### To do
The result should be every line of the listing that holds the word "this".

──────────

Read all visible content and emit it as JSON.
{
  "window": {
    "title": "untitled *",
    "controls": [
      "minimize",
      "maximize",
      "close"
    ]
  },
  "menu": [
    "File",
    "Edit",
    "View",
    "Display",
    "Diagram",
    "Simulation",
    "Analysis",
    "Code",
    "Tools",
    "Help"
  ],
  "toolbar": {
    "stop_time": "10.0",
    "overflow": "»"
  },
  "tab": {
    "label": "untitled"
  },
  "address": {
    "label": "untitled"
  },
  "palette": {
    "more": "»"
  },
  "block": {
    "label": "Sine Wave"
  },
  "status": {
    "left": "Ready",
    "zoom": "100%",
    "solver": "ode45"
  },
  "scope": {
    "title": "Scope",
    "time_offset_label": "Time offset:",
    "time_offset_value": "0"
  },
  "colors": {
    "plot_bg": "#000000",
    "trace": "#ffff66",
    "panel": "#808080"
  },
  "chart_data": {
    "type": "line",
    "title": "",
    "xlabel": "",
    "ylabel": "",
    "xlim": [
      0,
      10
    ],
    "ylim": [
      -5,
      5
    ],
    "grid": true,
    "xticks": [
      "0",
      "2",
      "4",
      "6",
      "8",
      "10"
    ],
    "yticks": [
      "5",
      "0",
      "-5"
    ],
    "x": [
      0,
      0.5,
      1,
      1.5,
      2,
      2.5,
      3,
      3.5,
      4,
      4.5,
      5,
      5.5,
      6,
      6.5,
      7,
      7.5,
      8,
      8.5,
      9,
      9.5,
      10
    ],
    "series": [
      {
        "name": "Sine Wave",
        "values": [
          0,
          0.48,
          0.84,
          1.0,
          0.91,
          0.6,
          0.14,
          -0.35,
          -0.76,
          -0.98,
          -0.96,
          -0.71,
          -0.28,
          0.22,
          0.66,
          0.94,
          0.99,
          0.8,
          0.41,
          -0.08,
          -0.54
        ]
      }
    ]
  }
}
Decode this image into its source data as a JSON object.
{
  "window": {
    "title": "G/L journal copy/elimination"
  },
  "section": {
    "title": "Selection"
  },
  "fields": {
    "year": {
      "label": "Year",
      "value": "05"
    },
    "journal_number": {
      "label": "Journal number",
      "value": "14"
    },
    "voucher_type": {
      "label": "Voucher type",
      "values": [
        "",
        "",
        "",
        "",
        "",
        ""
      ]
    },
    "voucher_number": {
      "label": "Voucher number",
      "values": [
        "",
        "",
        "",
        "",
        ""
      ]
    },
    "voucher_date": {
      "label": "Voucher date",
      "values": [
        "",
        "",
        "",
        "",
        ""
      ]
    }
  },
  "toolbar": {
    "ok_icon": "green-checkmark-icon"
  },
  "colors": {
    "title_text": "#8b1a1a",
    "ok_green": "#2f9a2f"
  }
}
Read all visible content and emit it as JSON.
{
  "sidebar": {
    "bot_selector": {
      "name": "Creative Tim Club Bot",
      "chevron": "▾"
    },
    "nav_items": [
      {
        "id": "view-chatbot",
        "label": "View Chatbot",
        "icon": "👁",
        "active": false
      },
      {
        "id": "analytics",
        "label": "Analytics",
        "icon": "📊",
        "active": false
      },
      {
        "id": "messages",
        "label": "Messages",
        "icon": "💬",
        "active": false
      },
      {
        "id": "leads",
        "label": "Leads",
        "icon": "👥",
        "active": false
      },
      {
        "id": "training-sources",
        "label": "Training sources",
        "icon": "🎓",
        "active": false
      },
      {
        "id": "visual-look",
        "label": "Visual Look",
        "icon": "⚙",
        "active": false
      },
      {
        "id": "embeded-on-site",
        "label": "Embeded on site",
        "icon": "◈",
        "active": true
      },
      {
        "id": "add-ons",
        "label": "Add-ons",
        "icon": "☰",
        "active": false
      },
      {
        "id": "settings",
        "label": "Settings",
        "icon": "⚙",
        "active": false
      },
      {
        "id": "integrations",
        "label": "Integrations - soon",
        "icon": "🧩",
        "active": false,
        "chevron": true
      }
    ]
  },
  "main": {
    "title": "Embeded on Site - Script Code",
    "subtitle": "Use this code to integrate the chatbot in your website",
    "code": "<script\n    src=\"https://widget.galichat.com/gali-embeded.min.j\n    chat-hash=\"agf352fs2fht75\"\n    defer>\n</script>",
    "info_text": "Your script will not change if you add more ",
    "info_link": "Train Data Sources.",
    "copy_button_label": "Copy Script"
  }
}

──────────

### Task result
Decode this image into its source data as a JSON object.
    "subtitle": "Use this code to integrate the chatbot in your website",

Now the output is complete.